Sharanappa, M., Shetty, V., Konuganti, K., Subbaiah, S., Chandrashekhar, G., & Alva, B. (2024). Comparative analysis of serum titanium levels in patients with healthy dental implants and patients with peri‑implantitis: A cross sectional prospective study.
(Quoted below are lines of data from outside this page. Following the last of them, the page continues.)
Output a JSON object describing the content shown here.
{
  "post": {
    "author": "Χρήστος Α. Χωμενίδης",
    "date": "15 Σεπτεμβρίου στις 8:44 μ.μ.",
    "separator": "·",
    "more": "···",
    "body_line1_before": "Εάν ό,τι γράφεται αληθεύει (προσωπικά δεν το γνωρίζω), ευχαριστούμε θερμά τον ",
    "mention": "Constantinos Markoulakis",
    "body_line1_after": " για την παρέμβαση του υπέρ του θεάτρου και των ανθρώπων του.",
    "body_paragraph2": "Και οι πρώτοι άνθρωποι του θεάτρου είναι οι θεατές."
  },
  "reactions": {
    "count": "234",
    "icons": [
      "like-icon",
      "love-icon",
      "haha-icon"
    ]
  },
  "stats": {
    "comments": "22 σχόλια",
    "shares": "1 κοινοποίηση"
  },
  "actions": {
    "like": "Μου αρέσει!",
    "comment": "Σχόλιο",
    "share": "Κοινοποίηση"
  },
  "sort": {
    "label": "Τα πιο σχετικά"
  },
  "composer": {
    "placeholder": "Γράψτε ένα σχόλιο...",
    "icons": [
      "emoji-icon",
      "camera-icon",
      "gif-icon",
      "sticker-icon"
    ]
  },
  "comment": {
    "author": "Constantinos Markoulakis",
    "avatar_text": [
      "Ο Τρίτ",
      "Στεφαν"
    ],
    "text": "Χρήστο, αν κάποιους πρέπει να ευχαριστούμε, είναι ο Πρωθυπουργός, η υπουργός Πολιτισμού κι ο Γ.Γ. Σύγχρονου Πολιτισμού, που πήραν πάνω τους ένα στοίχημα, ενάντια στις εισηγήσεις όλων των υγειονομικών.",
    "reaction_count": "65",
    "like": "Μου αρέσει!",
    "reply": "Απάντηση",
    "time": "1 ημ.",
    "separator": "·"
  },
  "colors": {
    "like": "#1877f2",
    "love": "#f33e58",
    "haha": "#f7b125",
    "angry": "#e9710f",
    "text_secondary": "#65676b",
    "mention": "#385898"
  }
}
World Academy of Sciences Journal, 6, 9.
Sharanappa, M., Shetty, V., Konuganti, K., Subbaiah, S., Chandrashekhar, G., Alva, B."Comparative analysis of serum titanium levels in patients with healthy dental implants and patients with peri‑implantitis: A cross sectional prospective study". World Academy of Sciences Journal 6.1 (2024): 9.
Sharanappa, M., Shetty, V., Konuganti, K., Subbaiah, S., Chandrashekhar, G., Alva, B."Comparative analysis of serum titanium levels in patients with healthy dental implants and patients with peri‑implantitis: A cross sectional prospective study". World Academy of Sciences Journal 6, no. 1 (2024): 9.